• **WORK INSTRUCTION**
Verbatim copy, images removed: write out the entries below.

*** Opening of DATA SHOWN ***

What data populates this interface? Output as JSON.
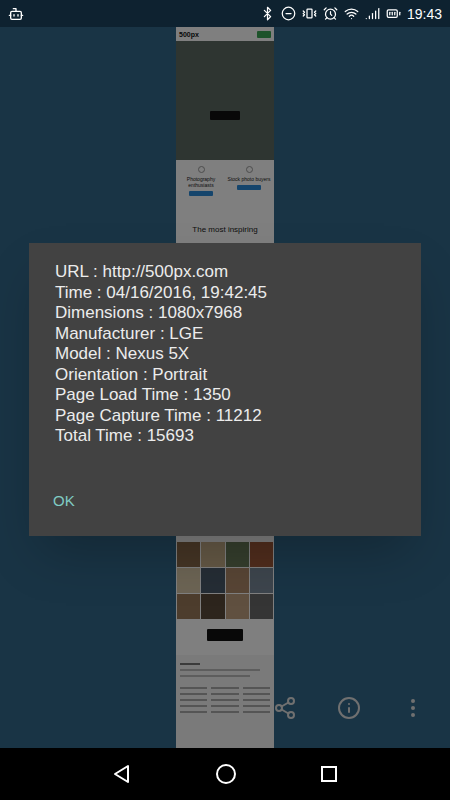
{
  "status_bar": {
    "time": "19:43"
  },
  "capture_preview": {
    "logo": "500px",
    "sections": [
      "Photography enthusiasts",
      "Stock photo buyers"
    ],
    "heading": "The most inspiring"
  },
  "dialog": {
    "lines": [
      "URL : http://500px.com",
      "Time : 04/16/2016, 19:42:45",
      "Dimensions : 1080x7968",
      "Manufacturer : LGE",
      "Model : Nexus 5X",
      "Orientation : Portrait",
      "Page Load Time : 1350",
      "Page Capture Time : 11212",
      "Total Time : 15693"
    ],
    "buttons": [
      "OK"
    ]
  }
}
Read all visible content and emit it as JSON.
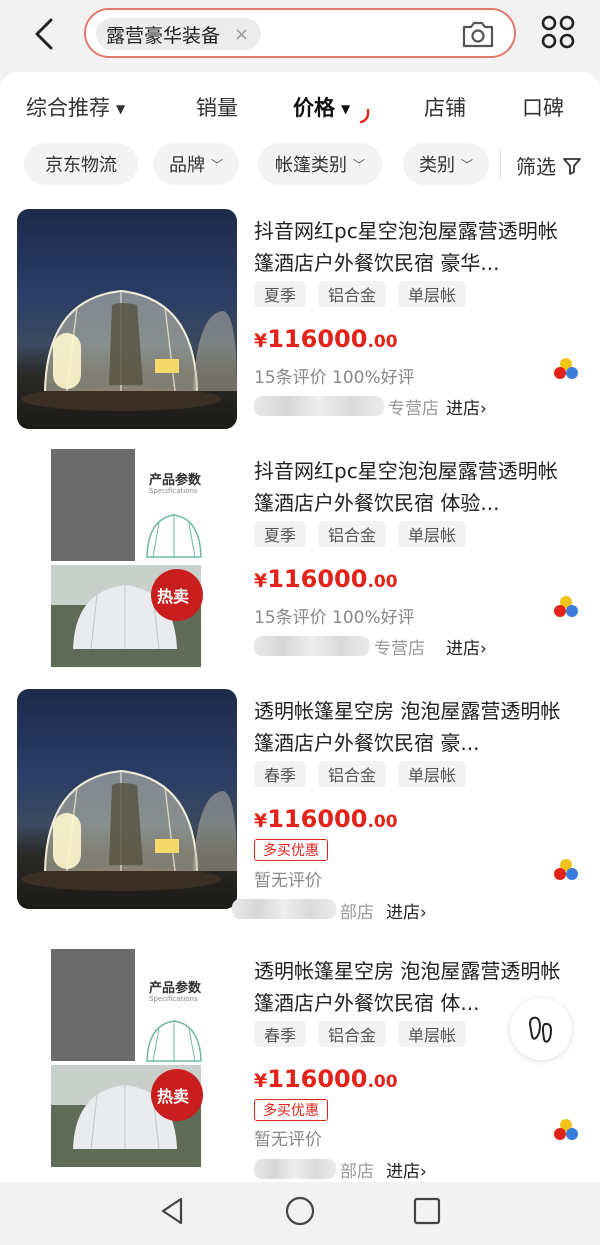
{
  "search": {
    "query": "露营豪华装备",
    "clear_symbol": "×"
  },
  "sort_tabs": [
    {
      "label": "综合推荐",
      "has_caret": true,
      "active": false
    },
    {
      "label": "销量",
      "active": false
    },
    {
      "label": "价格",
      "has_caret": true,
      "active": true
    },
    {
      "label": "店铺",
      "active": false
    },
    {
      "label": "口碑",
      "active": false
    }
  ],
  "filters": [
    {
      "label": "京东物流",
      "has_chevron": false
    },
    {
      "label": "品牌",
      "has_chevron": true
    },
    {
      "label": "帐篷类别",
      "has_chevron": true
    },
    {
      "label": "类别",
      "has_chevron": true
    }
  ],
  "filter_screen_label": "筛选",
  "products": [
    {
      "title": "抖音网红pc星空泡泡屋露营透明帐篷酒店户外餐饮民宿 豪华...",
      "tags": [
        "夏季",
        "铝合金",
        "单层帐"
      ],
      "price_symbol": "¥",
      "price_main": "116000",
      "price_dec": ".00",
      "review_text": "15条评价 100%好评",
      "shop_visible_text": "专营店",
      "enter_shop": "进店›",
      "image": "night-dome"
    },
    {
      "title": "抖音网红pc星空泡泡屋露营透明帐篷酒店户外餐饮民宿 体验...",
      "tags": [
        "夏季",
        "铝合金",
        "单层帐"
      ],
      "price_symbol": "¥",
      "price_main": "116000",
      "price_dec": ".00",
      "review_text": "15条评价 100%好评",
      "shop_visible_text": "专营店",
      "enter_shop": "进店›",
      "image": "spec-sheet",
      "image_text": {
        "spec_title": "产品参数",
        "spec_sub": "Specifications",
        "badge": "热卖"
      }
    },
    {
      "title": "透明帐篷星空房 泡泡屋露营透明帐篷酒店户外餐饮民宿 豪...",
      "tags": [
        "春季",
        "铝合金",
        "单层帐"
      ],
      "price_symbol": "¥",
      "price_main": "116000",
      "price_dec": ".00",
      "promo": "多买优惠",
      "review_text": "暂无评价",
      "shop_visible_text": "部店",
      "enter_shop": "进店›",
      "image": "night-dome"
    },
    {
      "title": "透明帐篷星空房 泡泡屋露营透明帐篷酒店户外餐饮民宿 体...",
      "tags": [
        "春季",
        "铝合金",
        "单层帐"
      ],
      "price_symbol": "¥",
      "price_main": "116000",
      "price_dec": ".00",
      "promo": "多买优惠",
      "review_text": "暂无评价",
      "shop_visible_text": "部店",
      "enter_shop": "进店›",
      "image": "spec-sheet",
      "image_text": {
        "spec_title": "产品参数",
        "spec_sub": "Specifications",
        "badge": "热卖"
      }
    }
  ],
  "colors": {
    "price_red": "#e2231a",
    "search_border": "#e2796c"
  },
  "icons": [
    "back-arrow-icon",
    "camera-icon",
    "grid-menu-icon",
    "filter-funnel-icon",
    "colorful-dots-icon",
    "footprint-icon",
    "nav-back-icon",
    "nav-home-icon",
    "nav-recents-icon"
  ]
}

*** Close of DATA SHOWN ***

• **EXERCISE RESULT**
What data populates this interface? Output as JSON.
{
  "status_bar": {
    "time": "19:43"
  },
  "capture_preview": {
    "logo": "500px",
    "sections": [
      "Photography enthusiasts",
      "Stock photo buyers"
    ],
    "heading": "The most inspiring"
  },
  "dialog": {
    "lines": [
      "URL : http://500px.com",
      "Time : 04/16/2016, 19:42:45",
      "Dimensions : 1080x7968",
      "Manufacturer : LGE",
      "Model : Nexus 5X",
      "Orientation : Portrait",
      "Page Load Time : 1350",
      "Page Capture Time : 11212",
      "Total Time : 15693"
    ],
    "buttons": [
      "OK"
    ]
  }
}
Read all visible content and emit it as JSON.
{
  "search": {
    "query": "露营豪华装备",
    "clear_symbol": "×"
  },
  "sort_tabs": [
    {
      "label": "综合推荐",
      "has_caret": true,
      "active": false
    },
    {
      "label": "销量",
      "active": false
    },
    {
      "label": "价格",
      "has_caret": true,
      "active": true
    },
    {
      "label": "店铺",
      "active": false
    },
    {
      "label": "口碑",
      "active": false
    }
  ],
  "filters": [
    {
      "label": "京东物流",
      "has_chevron": false
    },
    {
      "label": "品牌",
      "has_chevron": true
    },
    {
      "label": "帐篷类别",
      "has_chevron": true
    },
    {
      "label": "类别",
      "has_chevron": true
    }
  ],
  "filter_screen_label": "筛选",
  "products": [
    {
      "title": "抖音网红pc星空泡泡屋露营透明帐篷酒店户外餐饮民宿 豪华...",
      "tags": [
        "夏季",
        "铝合金",
        "单层帐"
      ],
      "price_symbol": "¥",
      "price_main": "116000",
      "price_dec": ".00",
      "review_text": "15条评价 100%好评",
      "shop_visible_text": "专营店",
      "enter_shop": "进店›",
      "image": "night-dome"
    },
    {
      "title": "抖音网红pc星空泡泡屋露营透明帐篷酒店户外餐饮民宿 体验...",
      "tags": [
        "夏季",
        "铝合金",
        "单层帐"
      ],
      "price_symbol": "¥",
      "price_main": "116000",
      "price_dec": ".00",
      "review_text": "15条评价 100%好评",
      "shop_visible_text": "专营店",
      "enter_shop": "进店›",
      "image": "spec-sheet",
      "image_text": {
        "spec_title": "产品参数",
        "spec_sub": "Specifications",
        "badge": "热卖"
      }
    },
    {
      "title": "透明帐篷星空房 泡泡屋露营透明帐篷酒店户外餐饮民宿 豪...",
      "tags": [
        "春季",
        "铝合金",
        "单层帐"
      ],
      "price_symbol": "¥",
      "price_main": "116000",
      "price_dec": ".00",
      "promo": "多买优惠",
      "review_text": "暂无评价",
      "shop_visible_text": "部店",
      "enter_shop": "进店›",
      "image": "night-dome"
    },
    {
      "title": "透明帐篷星空房 泡泡屋露营透明帐篷酒店户外餐饮民宿 体...",
      "tags": [
        "春季",
        "铝合金",
        "单层帐"
      ],
      "price_symbol": "¥",
      "price_main": "116000",
      "price_dec": ".00",
      "promo": "多买优惠",
      "review_text": "暂无评价",
      "shop_visible_text": "部店",
      "enter_shop": "进店›",
      "image": "spec-sheet",
      "image_text": {
        "spec_title": "产品参数",
        "spec_sub": "Specifications",
        "badge": "热卖"
      }
    }
  ],
  "colors": {
    "price_red": "#e2231a",
    "search_border": "#e2796c"
  },
  "icons": [
    "back-arrow-icon",
    "camera-icon",
    "grid-menu-icon",
    "filter-funnel-icon",
    "colorful-dots-icon",
    "footprint-icon",
    "nav-back-icon",
    "nav-home-icon",
    "nav-recents-icon"
  ]
}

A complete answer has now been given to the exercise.